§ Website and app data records
====
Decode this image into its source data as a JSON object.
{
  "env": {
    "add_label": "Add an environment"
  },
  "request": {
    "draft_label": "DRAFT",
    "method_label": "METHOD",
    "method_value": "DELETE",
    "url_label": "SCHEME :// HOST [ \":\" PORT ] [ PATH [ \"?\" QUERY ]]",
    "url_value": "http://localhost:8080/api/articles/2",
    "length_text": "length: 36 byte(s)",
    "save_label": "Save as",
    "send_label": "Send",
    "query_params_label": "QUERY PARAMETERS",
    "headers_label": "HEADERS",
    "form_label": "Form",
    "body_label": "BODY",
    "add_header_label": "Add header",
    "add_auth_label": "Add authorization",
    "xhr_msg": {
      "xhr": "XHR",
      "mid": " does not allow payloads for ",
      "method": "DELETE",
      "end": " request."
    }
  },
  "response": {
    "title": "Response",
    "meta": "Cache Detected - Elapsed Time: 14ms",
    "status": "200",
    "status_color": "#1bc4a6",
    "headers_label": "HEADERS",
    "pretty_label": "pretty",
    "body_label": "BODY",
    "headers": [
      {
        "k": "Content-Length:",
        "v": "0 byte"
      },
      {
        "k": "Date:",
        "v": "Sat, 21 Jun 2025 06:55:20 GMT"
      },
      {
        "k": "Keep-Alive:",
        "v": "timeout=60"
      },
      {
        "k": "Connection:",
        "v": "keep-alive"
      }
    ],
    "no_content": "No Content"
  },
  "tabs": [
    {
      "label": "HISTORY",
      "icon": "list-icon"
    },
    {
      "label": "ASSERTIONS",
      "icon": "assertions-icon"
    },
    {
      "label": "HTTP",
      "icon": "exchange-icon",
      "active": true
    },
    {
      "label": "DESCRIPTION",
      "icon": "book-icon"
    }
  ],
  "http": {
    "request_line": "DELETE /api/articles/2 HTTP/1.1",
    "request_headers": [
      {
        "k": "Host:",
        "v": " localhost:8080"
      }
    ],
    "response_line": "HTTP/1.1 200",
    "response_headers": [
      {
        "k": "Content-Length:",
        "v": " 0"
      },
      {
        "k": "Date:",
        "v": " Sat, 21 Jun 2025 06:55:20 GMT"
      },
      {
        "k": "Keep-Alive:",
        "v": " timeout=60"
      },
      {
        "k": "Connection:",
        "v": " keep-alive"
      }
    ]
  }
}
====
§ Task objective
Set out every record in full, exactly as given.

§ Solution to this problem
Decode this image into its source data as a JSON object.
{
  "env": {
    "add_label": "Add an environment"
  },
  "request": {
    "draft_label": "DRAFT",
    "method_label": "METHOD",
    "method_value": "DELETE",
    "url_label": "SCHEME :// HOST [ \":\" PORT ] [ PATH [ \"?\" QUERY ]]",
    "url_value": "http://localhost:8080/api/articles/2",
    "length_text": "length: 36 byte(s)",
    "save_label": "Save as",
    "send_label": "Send",
    "query_params_label": "QUERY PARAMETERS",
    "headers_label": "HEADERS",
    "form_label": "Form",
    "body_label": "BODY",
    "add_header_label": "Add header",
    "add_auth_label": "Add authorization",
    "xhr_msg": {
      "xhr": "XHR",
      "mid": " does not allow payloads for ",
      "method": "DELETE",
      "end": " request."
    }
  },
  "response": {
    "title": "Response",
    "meta": "Cache Detected - Elapsed Time: 14ms",
    "status": "200",
    "status_color": "#1bc4a6",
    "headers_label": "HEADERS",
    "pretty_label": "pretty",
    "body_label": "BODY",
    "headers": [
      {
        "k": "Content-Length:",
        "v": "0 byte"
      },
      {
        "k": "Date:",
        "v": "Sat, 21 Jun 2025 06:55:20 GMT"
      },
      {
        "k": "Keep-Alive:",
        "v": "timeout=60"
      },
      {
        "k": "Connection:",
        "v": "keep-alive"
      }
    ],
    "no_content": "No Content"
  },
  "tabs": [
    {
      "label": "HISTORY",
      "icon": "list-icon"
    },
    {
      "label": "ASSERTIONS",
      "icon": "assertions-icon"
    },
    {
      "label": "HTTP",
      "icon": "exchange-icon",
      "active": true
    },
    {
      "label": "DESCRIPTION",
      "icon": "book-icon"
    }
  ],
  "http": {
    "request_line": "DELETE /api/articles/2 HTTP/1.1",
    "request_headers": [
      {
        "k": "Host:",
        "v": " localhost:8080"
      }
    ],
    "response_line": "HTTP/1.1 200",
    "response_headers": [
      {
        "k": "Content-Length:",
        "v": " 0"
      },
      {
        "k": "Date:",
        "v": " Sat, 21 Jun 2025 06:55:20 GMT"
      },
      {
        "k": "Keep-Alive:",
        "v": " timeout=60"
      },
      {
        "k": "Connection:",
        "v": " keep-alive"
      }
    ]
  }
}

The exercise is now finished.